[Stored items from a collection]
____________
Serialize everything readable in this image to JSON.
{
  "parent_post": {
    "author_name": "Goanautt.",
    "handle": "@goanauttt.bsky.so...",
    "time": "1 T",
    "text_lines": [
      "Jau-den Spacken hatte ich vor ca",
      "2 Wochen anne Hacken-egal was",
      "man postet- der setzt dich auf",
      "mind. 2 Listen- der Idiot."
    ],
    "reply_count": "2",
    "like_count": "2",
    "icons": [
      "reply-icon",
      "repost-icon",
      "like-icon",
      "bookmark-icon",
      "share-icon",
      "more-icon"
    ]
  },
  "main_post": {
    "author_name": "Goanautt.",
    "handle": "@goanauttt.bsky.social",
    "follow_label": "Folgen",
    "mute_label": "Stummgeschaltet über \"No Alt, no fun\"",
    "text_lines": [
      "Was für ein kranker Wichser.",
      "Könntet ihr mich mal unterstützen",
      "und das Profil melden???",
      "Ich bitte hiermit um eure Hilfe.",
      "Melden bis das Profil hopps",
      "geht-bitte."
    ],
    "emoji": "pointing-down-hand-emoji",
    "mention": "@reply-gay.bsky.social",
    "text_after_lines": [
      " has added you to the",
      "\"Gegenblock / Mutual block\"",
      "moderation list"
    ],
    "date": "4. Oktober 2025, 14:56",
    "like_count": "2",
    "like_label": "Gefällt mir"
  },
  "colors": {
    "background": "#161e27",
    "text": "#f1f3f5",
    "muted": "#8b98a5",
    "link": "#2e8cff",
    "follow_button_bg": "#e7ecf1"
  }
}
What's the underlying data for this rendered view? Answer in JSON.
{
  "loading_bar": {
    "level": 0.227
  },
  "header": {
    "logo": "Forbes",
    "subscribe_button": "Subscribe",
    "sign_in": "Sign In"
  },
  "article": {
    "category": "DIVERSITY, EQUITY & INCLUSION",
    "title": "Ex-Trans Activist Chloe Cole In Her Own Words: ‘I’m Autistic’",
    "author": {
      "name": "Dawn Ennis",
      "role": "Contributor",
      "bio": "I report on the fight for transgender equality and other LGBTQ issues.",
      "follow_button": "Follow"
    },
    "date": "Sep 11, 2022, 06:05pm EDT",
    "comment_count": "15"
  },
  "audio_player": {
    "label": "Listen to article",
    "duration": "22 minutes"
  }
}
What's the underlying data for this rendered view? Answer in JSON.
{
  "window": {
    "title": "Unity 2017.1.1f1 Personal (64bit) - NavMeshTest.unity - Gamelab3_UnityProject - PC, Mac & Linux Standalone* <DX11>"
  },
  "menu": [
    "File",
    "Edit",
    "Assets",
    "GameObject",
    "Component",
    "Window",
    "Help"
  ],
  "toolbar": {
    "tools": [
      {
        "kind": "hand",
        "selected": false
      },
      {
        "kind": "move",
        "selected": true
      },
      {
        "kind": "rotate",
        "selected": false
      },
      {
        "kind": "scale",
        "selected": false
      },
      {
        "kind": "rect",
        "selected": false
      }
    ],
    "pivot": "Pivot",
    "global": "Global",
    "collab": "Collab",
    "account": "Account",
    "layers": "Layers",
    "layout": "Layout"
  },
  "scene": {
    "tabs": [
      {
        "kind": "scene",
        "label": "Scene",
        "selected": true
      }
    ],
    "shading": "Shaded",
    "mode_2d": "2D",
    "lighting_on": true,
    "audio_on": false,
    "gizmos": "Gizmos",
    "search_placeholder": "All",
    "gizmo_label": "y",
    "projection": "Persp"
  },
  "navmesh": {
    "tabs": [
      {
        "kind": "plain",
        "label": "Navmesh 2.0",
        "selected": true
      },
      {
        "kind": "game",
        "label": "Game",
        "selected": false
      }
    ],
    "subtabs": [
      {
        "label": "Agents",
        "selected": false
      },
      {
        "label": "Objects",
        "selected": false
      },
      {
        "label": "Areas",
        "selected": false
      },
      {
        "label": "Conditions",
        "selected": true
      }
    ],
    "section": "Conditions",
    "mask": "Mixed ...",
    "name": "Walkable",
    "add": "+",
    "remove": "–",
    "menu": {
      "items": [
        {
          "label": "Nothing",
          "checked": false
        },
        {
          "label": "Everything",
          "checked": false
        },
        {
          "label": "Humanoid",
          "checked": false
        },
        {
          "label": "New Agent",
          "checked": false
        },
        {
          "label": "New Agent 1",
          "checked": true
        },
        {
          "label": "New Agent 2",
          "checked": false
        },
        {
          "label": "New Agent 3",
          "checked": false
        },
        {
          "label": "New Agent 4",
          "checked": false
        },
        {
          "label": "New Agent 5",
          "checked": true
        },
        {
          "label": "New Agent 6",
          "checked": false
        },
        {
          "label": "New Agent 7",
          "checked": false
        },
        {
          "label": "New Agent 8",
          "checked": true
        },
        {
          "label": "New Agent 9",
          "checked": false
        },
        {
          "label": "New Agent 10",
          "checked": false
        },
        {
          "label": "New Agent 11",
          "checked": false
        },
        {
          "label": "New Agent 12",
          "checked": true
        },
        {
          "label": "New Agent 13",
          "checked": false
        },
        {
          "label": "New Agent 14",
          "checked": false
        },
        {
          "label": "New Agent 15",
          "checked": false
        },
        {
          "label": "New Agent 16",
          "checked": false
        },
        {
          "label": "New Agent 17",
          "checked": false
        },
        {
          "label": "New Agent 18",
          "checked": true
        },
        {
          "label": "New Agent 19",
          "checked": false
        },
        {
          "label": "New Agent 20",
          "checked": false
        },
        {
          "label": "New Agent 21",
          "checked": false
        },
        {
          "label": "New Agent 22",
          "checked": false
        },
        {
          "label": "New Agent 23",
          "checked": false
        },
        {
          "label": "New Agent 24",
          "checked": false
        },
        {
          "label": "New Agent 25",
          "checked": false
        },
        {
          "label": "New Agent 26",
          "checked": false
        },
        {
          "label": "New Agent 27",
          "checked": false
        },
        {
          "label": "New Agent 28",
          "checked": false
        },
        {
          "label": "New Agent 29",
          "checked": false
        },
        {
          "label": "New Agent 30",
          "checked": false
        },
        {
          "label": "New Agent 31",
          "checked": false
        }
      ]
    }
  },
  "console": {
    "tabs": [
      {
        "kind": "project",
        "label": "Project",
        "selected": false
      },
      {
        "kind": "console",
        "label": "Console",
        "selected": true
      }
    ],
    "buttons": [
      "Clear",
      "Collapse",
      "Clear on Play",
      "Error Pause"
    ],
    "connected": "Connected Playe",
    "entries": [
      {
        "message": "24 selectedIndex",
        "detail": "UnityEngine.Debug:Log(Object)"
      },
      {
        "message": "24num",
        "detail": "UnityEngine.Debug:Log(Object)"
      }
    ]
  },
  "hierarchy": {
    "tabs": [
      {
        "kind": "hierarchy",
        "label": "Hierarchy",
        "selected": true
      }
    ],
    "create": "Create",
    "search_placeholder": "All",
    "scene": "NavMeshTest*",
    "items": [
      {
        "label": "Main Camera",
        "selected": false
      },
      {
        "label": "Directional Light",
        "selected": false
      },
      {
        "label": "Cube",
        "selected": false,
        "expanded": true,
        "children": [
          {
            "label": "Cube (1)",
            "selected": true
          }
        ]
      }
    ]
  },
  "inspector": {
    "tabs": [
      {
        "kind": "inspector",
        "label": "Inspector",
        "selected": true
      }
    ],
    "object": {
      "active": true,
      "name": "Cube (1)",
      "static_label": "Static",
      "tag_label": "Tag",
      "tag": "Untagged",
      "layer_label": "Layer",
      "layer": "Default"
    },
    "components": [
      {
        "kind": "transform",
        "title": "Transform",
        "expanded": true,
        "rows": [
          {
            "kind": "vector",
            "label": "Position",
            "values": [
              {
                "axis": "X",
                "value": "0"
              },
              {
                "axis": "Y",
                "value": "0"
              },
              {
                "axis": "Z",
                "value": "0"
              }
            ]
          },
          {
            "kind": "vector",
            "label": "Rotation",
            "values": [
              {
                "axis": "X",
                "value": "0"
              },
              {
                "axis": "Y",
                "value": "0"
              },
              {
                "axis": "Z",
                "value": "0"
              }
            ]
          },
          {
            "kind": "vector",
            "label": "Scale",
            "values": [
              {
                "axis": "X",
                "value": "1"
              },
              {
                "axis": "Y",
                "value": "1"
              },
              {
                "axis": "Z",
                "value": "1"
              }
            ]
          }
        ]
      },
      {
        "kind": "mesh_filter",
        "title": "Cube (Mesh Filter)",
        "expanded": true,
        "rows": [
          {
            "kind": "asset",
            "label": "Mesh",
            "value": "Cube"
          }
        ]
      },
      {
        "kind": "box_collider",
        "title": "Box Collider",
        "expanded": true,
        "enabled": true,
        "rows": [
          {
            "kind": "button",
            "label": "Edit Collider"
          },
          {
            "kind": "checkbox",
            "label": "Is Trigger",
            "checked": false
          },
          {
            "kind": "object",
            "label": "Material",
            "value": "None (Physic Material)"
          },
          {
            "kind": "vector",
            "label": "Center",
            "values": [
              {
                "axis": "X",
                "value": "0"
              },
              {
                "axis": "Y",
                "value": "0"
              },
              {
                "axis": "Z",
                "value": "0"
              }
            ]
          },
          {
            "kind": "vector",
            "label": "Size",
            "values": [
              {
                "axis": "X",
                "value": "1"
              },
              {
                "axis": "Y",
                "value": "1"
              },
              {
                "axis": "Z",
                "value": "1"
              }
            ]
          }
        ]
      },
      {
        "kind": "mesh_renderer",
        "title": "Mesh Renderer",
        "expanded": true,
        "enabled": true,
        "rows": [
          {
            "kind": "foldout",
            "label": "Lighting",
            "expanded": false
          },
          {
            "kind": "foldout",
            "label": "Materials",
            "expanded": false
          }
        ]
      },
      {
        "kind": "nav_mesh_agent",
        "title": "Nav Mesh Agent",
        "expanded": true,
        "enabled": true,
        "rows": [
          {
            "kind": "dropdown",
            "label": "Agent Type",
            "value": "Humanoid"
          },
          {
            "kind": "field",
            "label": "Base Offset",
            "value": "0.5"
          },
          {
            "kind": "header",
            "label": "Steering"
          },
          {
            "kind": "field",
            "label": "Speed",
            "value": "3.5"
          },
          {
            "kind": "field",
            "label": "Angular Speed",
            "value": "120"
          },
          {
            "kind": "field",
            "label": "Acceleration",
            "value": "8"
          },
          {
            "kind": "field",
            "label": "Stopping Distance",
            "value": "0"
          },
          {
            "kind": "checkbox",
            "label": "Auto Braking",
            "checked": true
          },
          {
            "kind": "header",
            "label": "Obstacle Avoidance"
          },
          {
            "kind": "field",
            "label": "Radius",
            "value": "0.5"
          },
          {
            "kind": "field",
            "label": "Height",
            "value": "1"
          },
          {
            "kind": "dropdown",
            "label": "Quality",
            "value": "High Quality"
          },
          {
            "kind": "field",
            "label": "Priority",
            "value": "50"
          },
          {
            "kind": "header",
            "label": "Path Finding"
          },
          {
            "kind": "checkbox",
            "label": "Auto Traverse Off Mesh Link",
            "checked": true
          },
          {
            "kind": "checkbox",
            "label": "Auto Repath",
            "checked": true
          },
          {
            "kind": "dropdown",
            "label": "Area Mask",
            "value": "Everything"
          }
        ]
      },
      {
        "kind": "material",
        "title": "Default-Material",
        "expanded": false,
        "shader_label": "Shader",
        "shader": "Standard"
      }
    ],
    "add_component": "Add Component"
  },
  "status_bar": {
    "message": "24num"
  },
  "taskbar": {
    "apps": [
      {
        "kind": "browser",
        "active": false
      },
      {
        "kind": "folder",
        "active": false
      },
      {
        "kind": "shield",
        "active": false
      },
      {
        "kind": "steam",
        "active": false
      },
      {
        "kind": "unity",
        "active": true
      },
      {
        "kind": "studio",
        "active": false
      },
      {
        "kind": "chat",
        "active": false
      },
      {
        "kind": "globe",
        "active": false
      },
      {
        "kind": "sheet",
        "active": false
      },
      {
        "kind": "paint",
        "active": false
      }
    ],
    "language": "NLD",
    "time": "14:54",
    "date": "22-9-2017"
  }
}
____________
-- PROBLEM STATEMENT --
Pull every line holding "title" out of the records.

-- ANSWER AREA --
    "title": "Ex-Trans Activist Chloe Cole In Her Own Words: ‘I’m Autistic’",
    "title": "Unity 2017.1.1f1 Personal (64bit) - NavMeshTest.unity - Gamelab3_UnityProject - PC, Mac & Linux Standalone* <DX11>"
        "title": "Transform",
        "title": "Cube (Mesh Filter)",
        "title": "Box Collider",
        "title": "Mesh Renderer",
        "title": "Nav Mesh Agent",
        "title": "Default-Material",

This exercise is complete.